Maggie’s time from diagnosis, through treatments and many hospitalisations, has been harrowing. I wish there were a navigator for her. In an ideal world, everyone should have a person that walks the entire journey with them. We were created for community. Someone wise (clearly only wise, not impressive, otherwise I would have remembered who they were) told me that at every stage of your life you have to have a mentor and a protégé. Nicole has figured out this journey and earned her stripes. She has learned the vocabulary, and also has an ability to now understand what doctors say. (No offense to these great minds, but you guys often lose the overwhelmed patient and all they hear is what they want to hear). I wish there were this soft landing for everyone with a disease – someone to tell you and your friends to stop Googling, help you find the right people to see, make the hard decisions with the right information, put plans in place for the best possible outcome and the worst possible outcome. Just the fact that there is a navigator who is willing to talk about the ugly stuff, and who does not shy away from your frightening reality, is already such a blessing.


There are things we can do to help make our loved ones’ cancer journeys easier. Do not give advice. Do not say it will be okay. Rather, help by making sure their kids’ lives go on by  picking them up from school and dropping them off at sport. Fill the freezer. Do the shopping. Send messages without wanting feedback. Sit with them when they get treatment.

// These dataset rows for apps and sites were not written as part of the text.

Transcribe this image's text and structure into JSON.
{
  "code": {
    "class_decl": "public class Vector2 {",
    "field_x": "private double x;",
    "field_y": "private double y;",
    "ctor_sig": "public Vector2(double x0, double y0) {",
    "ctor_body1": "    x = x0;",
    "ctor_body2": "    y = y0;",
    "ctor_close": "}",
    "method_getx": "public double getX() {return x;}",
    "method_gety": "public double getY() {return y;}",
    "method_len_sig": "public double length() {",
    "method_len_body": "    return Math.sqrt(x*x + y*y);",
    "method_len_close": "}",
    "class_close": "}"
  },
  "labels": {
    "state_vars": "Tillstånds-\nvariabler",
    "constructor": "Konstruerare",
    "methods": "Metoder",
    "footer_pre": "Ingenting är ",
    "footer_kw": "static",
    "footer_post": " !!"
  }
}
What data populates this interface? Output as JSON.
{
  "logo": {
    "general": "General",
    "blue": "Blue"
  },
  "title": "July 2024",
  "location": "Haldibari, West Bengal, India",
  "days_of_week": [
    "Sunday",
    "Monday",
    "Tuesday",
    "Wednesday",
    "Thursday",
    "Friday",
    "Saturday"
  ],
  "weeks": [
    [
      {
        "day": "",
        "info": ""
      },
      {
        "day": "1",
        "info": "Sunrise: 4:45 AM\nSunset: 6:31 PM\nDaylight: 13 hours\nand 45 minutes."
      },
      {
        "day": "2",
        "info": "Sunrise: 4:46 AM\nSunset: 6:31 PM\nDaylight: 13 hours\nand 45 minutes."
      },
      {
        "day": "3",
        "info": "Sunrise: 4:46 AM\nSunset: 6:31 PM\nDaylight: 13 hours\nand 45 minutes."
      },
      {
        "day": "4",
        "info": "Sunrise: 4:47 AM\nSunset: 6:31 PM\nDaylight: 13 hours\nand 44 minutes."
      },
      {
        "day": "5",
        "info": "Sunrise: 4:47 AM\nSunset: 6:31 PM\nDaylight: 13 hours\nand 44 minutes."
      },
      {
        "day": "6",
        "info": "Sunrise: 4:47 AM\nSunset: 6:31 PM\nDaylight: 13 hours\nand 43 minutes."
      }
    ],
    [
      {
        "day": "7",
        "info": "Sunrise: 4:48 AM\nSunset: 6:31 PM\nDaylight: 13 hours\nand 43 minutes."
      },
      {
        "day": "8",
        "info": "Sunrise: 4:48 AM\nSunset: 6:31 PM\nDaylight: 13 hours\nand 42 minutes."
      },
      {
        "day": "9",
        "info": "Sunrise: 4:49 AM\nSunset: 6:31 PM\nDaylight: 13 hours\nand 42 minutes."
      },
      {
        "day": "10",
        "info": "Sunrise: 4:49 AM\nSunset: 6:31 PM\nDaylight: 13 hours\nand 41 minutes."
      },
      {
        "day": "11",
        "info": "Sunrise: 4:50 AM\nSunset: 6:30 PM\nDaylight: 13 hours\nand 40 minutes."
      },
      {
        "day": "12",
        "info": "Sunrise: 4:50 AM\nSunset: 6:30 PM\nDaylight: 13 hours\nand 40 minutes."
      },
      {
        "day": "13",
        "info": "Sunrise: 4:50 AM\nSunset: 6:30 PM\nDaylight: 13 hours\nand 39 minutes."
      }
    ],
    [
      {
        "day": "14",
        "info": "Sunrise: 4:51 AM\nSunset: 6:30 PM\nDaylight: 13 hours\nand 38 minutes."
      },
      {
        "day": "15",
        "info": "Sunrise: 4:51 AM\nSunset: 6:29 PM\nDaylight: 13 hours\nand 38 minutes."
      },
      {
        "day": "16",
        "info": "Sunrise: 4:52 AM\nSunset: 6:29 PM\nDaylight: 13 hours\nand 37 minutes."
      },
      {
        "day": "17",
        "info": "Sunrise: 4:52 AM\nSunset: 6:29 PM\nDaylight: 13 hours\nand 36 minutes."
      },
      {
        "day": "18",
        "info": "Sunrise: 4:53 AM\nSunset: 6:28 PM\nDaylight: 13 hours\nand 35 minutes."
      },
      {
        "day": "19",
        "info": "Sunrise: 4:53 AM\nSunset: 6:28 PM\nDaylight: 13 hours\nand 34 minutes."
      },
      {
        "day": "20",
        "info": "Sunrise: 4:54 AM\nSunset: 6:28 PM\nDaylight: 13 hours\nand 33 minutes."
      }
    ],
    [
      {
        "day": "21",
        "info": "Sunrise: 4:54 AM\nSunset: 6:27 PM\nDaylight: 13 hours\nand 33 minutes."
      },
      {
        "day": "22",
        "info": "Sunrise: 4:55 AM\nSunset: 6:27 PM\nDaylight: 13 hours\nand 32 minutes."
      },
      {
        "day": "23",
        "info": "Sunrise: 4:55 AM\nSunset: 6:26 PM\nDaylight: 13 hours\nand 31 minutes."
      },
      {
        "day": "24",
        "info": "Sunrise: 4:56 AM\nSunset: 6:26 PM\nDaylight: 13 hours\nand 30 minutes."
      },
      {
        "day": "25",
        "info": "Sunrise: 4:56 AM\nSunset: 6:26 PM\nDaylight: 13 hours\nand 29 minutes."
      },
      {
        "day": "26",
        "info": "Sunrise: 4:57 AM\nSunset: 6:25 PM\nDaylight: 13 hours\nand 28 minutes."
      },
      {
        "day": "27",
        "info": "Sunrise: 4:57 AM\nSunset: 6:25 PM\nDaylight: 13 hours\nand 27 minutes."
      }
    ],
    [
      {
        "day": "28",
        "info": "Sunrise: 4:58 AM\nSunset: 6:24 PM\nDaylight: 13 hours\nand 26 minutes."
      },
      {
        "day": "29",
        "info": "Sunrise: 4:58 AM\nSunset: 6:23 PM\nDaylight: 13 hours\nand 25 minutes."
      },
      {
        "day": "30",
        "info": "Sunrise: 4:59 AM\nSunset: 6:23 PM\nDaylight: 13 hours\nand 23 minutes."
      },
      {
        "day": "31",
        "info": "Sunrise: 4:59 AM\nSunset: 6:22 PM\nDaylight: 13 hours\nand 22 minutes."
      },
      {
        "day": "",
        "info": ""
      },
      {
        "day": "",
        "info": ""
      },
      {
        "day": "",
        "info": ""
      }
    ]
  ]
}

Go with them to doctors’ appointments so you can help remember and ask questions. Talk about the elephant in the room. Or don’t. Kate Bowler, who survived stage four bowel cancer, said the kindest thing anyone did for her was to go to her house while she was ill and simply do her family’s laundry. Other friends filled the freezer. Her grumpy neighbour that never spoke to her mowed her lawn in summer and shoveled the snow on her driveway in winter.  Do what it is you do. If you are a hugger, go hug. If you are an organizer, put a schedule together. If you are a prayer warrior, go pray. If you are funny, crack a joke. Show up. Be authentic.


I think if we were all to follow in the footsteps of these brave cancer navigators and help in the areas where we can, it would help everyone, not just the patient. But I need to stop writing now and go pick up my friend and drive her to chemo. I need to show her there are other things apart from cancer that are scary.